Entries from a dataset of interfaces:
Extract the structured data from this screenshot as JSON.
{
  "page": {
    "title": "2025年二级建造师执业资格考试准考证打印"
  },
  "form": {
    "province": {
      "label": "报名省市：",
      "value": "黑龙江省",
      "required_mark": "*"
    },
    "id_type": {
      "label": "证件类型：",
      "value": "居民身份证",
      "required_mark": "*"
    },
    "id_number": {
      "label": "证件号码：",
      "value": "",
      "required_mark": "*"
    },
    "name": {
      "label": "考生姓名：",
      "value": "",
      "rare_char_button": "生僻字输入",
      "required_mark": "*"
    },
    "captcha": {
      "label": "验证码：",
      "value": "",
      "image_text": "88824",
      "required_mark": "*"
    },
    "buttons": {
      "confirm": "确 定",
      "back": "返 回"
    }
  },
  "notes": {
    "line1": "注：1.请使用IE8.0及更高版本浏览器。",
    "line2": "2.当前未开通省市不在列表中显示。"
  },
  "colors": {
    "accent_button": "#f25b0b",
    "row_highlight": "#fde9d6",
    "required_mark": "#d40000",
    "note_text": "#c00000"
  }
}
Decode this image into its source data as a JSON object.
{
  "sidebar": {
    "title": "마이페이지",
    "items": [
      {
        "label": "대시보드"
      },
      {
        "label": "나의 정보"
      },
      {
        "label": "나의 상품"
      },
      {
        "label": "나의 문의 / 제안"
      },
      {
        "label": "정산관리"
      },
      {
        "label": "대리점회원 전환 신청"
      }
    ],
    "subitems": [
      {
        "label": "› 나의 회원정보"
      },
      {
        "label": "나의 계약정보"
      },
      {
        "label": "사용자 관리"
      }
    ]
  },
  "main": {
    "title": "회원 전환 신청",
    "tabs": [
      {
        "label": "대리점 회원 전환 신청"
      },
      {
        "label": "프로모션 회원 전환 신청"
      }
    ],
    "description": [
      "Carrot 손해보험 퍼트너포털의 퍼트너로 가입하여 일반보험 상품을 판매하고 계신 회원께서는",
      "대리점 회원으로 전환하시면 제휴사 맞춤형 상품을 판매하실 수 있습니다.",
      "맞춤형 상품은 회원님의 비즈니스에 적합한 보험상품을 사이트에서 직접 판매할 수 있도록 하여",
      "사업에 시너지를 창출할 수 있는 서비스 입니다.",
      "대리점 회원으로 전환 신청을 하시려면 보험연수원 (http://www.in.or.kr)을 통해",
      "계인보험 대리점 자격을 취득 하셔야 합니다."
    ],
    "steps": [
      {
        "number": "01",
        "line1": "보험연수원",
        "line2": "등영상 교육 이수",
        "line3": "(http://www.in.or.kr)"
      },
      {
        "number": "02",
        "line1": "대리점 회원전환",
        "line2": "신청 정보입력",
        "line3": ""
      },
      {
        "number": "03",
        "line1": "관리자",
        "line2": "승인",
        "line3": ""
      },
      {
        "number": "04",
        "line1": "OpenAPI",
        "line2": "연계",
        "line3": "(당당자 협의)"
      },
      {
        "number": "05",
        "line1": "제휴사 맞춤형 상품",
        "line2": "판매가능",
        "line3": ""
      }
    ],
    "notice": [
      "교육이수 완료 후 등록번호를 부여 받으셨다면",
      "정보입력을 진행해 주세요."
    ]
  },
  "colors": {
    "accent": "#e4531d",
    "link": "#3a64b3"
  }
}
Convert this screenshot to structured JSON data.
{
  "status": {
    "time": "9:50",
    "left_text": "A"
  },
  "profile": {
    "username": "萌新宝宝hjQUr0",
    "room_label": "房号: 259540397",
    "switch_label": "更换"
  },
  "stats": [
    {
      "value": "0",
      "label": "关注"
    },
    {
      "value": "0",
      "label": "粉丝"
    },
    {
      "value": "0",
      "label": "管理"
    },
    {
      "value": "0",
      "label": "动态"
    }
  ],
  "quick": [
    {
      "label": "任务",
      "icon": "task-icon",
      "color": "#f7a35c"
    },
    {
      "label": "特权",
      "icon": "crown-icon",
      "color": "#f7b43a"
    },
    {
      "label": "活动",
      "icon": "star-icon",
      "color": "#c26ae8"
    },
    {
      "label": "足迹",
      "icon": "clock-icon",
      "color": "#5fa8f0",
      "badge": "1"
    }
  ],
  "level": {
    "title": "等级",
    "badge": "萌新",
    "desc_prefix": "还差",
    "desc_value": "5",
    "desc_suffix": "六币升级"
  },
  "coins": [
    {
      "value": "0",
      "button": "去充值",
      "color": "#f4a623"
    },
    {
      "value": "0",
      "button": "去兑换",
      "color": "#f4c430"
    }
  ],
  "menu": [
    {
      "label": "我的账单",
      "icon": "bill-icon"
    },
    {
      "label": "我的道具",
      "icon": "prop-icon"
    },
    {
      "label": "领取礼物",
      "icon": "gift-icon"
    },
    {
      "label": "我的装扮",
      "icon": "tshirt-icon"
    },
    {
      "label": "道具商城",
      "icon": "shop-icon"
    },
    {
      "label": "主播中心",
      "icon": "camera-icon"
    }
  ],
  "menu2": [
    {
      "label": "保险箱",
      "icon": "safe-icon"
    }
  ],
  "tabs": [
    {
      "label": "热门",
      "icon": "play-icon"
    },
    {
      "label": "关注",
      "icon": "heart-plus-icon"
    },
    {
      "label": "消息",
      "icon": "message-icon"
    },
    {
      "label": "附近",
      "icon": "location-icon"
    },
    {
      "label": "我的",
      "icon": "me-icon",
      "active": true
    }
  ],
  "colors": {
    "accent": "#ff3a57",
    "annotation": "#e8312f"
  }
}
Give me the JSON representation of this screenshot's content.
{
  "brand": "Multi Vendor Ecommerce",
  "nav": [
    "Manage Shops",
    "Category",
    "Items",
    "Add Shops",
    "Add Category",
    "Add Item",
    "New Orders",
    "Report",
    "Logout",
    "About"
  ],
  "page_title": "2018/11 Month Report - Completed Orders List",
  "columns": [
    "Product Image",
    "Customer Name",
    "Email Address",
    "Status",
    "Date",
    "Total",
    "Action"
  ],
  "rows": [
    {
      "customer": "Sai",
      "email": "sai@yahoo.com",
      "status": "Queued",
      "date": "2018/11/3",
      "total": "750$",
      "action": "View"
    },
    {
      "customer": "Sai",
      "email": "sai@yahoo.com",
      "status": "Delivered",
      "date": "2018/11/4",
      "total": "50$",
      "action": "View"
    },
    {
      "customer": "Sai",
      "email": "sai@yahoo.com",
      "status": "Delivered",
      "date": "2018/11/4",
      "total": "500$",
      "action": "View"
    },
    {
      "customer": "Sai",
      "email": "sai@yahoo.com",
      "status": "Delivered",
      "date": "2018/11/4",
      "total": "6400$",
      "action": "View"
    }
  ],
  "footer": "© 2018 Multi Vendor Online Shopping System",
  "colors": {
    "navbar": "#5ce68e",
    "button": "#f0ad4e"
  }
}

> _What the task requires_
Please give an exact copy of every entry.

> _Exercise result_
Extract the structured data from this screenshot as JSON.
{
  "page": {
    "title": "2025年二级建造师执业资格考试准考证打印"
  },
  "form": {
    "province": {
      "label": "报名省市：",
      "value": "黑龙江省",
      "required_mark": "*"
    },
    "id_type": {
      "label": "证件类型：",
      "value": "居民身份证",
      "required_mark": "*"
    },
    "id_number": {
      "label": "证件号码：",
      "value": "",
      "required_mark": "*"
    },
    "name": {
      "label": "考生姓名：",
      "value": "",
      "rare_char_button": "生僻字输入",
      "required_mark": "*"
    },
    "captcha": {
      "label": "验证码：",
      "value": "",
      "image_text": "88824",
      "required_mark": "*"
    },
    "buttons": {
      "confirm": "确 定",
      "back": "返 回"
    }
  },
  "notes": {
    "line1": "注：1.请使用IE8.0及更高版本浏览器。",
    "line2": "2.当前未开通省市不在列表中显示。"
  },
  "colors": {
    "accent_button": "#f25b0b",
    "row_highlight": "#fde9d6",
    "required_mark": "#d40000",
    "note_text": "#c00000"
  }
}
Decode this image into its source data as a JSON object.
{
  "sidebar": {
    "title": "마이페이지",
    "items": [
      {
        "label": "대시보드"
      },
      {
        "label": "나의 정보"
      },
      {
        "label": "나의 상품"
      },
      {
        "label": "나의 문의 / 제안"
      },
      {
        "label": "정산관리"
      },
      {
        "label": "대리점회원 전환 신청"
      }
    ],
    "subitems": [
      {
        "label": "› 나의 회원정보"
      },
      {
        "label": "나의 계약정보"
      },
      {
        "label": "사용자 관리"
      }
    ]
  },
  "main": {
    "title": "회원 전환 신청",
    "tabs": [
      {
        "label": "대리점 회원 전환 신청"
      },
      {
        "label": "프로모션 회원 전환 신청"
      }
    ],
    "description": [
      "Carrot 손해보험 퍼트너포털의 퍼트너로 가입하여 일반보험 상품을 판매하고 계신 회원께서는",
      "대리점 회원으로 전환하시면 제휴사 맞춤형 상품을 판매하실 수 있습니다.",
      "맞춤형 상품은 회원님의 비즈니스에 적합한 보험상품을 사이트에서 직접 판매할 수 있도록 하여",
      "사업에 시너지를 창출할 수 있는 서비스 입니다.",
      "대리점 회원으로 전환 신청을 하시려면 보험연수원 (http://www.in.or.kr)을 통해",
      "계인보험 대리점 자격을 취득 하셔야 합니다."
    ],
    "steps": [
      {
        "number": "01",
        "line1": "보험연수원",
        "line2": "등영상 교육 이수",
        "line3": "(http://www.in.or.kr)"
      },
      {
        "number": "02",
        "line1": "대리점 회원전환",
        "line2": "신청 정보입력",
        "line3": ""
      },
      {
        "number": "03",
        "line1": "관리자",
        "line2": "승인",
        "line3": ""
      },
      {
        "number": "04",
        "line1": "OpenAPI",
        "line2": "연계",
        "line3": "(당당자 협의)"
      },
      {
        "number": "05",
        "line1": "제휴사 맞춤형 상품",
        "line2": "판매가능",
        "line3": ""
      }
    ],
    "notice": [
      "교육이수 완료 후 등록번호를 부여 받으셨다면",
      "정보입력을 진행해 주세요."
    ]
  },
  "colors": {
    "accent": "#e4531d",
    "link": "#3a64b3"
  }
}
Convert this screenshot to structured JSON data.
{
  "status": {
    "time": "9:50",
    "left_text": "A"
  },
  "profile": {
    "username": "萌新宝宝hjQUr0",
    "room_label": "房号: 259540397",
    "switch_label": "更换"
  },
  "stats": [
    {
      "value": "0",
      "label": "关注"
    },
    {
      "value": "0",
      "label": "粉丝"
    },
    {
      "value": "0",
      "label": "管理"
    },
    {
      "value": "0",
      "label": "动态"
    }
  ],
  "quick": [
    {
      "label": "任务",
      "icon": "task-icon",
      "color": "#f7a35c"
    },
    {
      "label": "特权",
      "icon": "crown-icon",
      "color": "#f7b43a"
    },
    {
      "label": "活动",
      "icon": "star-icon",
      "color": "#c26ae8"
    },
    {
      "label": "足迹",
      "icon": "clock-icon",
      "color": "#5fa8f0",
      "badge": "1"
    }
  ],
  "level": {
    "title": "等级",
    "badge": "萌新",
    "desc_prefix": "还差",
    "desc_value": "5",
    "desc_suffix": "六币升级"
  },
  "coins": [
    {
      "value": "0",
      "button": "去充值",
      "color": "#f4a623"
    },
    {
      "value": "0",
      "button": "去兑换",
      "color": "#f4c430"
    }
  ],
  "menu": [
    {
      "label": "我的账单",
      "icon": "bill-icon"
    },
    {
      "label": "我的道具",
      "icon": "prop-icon"
    },
    {
      "label": "领取礼物",
      "icon": "gift-icon"
    },
    {
      "label": "我的装扮",
      "icon": "tshirt-icon"
    },
    {
      "label": "道具商城",
      "icon": "shop-icon"
    },
    {
      "label": "主播中心",
      "icon": "camera-icon"
    }
  ],
  "menu2": [
    {
      "label": "保险箱",
      "icon": "safe-icon"
    }
  ],
  "tabs": [
    {
      "label": "热门",
      "icon": "play-icon"
    },
    {
      "label": "关注",
      "icon": "heart-plus-icon"
    },
    {
      "label": "消息",
      "icon": "message-icon"
    },
    {
      "label": "附近",
      "icon": "location-icon"
    },
    {
      "label": "我的",
      "icon": "me-icon",
      "active": true
    }
  ],
  "colors": {
    "accent": "#ff3a57",
    "annotation": "#e8312f"
  }
}
Give me the JSON representation of this screenshot's content.
{
  "brand": "Multi Vendor Ecommerce",
  "nav": [
    "Manage Shops",
    "Category",
    "Items",
    "Add Shops",
    "Add Category",
    "Add Item",
    "New Orders",
    "Report",
    "Logout",
    "About"
  ],
  "page_title": "2018/11 Month Report - Completed Orders List",
  "columns": [
    "Product Image",
    "Customer Name",
    "Email Address",
    "Status",
    "Date",
    "Total",
    "Action"
  ],
  "rows": [
    {
      "customer": "Sai",
      "email": "sai@yahoo.com",
      "status": "Queued",
      "date": "2018/11/3",
      "total": "750$",
      "action": "View"
    },
    {
      "customer": "Sai",
      "email": "sai@yahoo.com",
      "status": "Delivered",
      "date": "2018/11/4",
      "total": "50$",
      "action": "View"
    },
    {
      "customer": "Sai",
      "email": "sai@yahoo.com",
      "status": "Delivered",
      "date": "2018/11/4",
      "total": "500$",
      "action": "View"
    },
    {
      "customer": "Sai",
      "email": "sai@yahoo.com",
      "status": "Delivered",
      "date": "2018/11/4",
      "total": "6400$",
      "action": "View"
    }
  ],
  "footer": "© 2018 Multi Vendor Online Shopping System",
  "colors": {
    "navbar": "#5ce68e",
    "button": "#f0ad4e"
  }
}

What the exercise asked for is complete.